─── Record excerpts
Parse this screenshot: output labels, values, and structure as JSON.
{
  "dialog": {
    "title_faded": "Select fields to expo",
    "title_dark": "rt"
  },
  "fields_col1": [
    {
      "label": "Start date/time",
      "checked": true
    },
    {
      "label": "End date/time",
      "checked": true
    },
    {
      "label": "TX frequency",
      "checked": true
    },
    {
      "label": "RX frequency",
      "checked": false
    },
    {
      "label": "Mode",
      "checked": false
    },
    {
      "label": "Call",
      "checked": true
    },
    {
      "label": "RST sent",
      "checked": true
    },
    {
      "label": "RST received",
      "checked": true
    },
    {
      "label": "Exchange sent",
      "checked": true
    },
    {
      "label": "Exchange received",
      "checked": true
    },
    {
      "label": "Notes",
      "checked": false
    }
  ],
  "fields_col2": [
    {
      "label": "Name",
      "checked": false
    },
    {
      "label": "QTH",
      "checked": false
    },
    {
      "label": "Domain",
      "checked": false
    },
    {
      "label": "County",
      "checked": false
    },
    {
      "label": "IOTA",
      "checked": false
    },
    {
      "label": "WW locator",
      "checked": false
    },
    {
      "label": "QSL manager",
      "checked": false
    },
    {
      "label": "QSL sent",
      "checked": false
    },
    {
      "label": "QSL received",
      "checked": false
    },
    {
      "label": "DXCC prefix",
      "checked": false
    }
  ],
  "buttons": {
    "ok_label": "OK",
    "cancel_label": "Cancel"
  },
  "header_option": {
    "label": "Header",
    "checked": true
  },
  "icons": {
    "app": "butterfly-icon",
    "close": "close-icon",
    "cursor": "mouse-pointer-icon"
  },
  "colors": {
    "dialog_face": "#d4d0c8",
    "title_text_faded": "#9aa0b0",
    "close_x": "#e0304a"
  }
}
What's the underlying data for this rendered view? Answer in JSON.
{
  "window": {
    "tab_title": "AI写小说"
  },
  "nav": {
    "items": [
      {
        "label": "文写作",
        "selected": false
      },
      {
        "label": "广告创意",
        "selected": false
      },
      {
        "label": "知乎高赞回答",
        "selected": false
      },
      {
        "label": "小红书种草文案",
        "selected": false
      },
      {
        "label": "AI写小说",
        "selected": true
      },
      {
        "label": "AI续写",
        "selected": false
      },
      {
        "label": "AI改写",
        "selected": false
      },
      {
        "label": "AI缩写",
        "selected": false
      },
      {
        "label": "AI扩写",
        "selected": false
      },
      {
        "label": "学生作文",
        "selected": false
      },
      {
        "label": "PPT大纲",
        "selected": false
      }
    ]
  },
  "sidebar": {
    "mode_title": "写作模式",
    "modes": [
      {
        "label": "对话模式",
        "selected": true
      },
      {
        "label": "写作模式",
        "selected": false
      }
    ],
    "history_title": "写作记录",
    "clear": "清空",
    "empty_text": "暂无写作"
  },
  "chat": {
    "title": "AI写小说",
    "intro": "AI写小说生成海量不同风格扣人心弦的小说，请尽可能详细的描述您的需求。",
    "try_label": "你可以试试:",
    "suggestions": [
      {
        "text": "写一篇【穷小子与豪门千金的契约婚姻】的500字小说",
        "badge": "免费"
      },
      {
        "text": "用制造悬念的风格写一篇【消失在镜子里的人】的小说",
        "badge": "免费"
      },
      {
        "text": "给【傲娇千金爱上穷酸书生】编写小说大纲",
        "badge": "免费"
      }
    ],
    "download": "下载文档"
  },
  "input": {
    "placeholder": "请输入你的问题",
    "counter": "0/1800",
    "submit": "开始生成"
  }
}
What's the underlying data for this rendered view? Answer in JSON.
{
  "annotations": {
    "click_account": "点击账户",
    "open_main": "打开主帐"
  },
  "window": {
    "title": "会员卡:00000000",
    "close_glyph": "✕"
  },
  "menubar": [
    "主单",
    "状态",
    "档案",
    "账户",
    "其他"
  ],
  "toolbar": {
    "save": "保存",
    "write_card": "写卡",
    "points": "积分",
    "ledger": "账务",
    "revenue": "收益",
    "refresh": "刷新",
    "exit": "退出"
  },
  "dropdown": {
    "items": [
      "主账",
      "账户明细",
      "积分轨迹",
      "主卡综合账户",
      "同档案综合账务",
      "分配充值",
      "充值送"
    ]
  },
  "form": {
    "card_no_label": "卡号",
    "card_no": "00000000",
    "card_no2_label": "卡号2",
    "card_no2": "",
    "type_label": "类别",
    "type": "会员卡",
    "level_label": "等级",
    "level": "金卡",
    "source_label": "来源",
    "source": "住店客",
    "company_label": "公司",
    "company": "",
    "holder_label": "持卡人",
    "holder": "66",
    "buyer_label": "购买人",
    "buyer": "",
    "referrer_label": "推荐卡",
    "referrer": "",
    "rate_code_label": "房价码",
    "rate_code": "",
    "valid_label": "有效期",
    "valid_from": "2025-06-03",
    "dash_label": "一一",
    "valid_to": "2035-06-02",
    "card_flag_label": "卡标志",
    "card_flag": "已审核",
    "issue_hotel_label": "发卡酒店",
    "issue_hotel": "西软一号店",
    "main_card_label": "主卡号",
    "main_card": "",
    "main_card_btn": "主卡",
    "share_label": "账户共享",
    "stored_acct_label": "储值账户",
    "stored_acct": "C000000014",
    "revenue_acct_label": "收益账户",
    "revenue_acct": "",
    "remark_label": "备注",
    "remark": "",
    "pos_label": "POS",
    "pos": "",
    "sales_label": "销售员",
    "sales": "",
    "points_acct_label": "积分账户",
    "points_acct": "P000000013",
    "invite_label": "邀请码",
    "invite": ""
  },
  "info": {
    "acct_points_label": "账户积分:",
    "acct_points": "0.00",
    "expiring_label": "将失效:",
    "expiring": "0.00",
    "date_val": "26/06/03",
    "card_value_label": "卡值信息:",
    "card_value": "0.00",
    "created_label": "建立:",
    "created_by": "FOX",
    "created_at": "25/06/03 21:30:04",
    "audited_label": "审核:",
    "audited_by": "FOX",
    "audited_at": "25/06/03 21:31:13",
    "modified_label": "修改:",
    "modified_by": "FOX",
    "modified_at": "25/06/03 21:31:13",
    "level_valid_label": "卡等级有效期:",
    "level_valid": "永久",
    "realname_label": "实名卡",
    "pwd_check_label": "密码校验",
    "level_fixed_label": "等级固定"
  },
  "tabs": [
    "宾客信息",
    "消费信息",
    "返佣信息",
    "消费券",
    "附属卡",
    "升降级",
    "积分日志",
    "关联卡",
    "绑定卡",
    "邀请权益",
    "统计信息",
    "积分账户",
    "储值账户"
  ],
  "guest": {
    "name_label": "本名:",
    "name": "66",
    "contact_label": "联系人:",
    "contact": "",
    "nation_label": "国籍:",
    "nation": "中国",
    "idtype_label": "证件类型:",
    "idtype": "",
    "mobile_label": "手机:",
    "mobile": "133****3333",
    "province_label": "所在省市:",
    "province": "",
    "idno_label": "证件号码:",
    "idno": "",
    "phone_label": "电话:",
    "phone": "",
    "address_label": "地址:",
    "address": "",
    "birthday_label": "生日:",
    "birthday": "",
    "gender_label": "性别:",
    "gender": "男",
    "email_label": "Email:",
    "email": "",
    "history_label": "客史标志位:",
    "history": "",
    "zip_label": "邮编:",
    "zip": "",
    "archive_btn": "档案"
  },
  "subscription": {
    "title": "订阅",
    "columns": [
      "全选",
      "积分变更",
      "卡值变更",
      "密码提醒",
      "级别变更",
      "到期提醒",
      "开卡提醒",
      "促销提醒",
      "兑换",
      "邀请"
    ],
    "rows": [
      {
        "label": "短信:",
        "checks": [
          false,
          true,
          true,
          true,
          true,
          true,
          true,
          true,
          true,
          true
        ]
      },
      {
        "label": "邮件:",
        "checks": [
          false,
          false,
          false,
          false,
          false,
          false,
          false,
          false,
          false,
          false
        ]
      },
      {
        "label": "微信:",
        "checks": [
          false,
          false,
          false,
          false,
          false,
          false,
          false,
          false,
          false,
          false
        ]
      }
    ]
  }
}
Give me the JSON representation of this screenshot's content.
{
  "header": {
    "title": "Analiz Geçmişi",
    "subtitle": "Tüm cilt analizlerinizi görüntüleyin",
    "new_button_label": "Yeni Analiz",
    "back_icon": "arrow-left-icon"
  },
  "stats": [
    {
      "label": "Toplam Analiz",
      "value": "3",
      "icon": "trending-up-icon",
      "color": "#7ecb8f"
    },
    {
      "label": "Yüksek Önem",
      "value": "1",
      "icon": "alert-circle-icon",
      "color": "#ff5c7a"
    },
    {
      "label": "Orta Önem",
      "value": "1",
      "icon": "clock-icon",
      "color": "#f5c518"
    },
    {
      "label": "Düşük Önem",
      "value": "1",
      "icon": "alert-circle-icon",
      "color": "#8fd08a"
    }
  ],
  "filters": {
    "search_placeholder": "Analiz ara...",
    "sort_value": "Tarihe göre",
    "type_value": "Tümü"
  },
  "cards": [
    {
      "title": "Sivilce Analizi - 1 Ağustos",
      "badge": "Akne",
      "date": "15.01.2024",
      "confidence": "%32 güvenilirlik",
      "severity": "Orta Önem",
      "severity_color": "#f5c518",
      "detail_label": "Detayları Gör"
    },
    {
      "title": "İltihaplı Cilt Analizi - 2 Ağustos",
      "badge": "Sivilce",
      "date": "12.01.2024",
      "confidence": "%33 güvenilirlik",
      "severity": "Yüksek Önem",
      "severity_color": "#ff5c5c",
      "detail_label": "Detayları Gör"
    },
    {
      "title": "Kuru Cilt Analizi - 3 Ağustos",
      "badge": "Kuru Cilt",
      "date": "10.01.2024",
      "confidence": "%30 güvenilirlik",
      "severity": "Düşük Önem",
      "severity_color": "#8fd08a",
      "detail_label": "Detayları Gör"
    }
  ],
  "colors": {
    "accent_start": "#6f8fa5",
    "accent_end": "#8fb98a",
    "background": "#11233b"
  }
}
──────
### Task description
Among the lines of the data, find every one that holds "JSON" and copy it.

### Result below
Parse this screenshot: output labels, values, and structure as JSON.
What's the underlying data for this rendered view? Answer in JSON.
What's the underlying data for this rendered view? Answer in JSON.
Give me the JSON representation of this screenshot's content.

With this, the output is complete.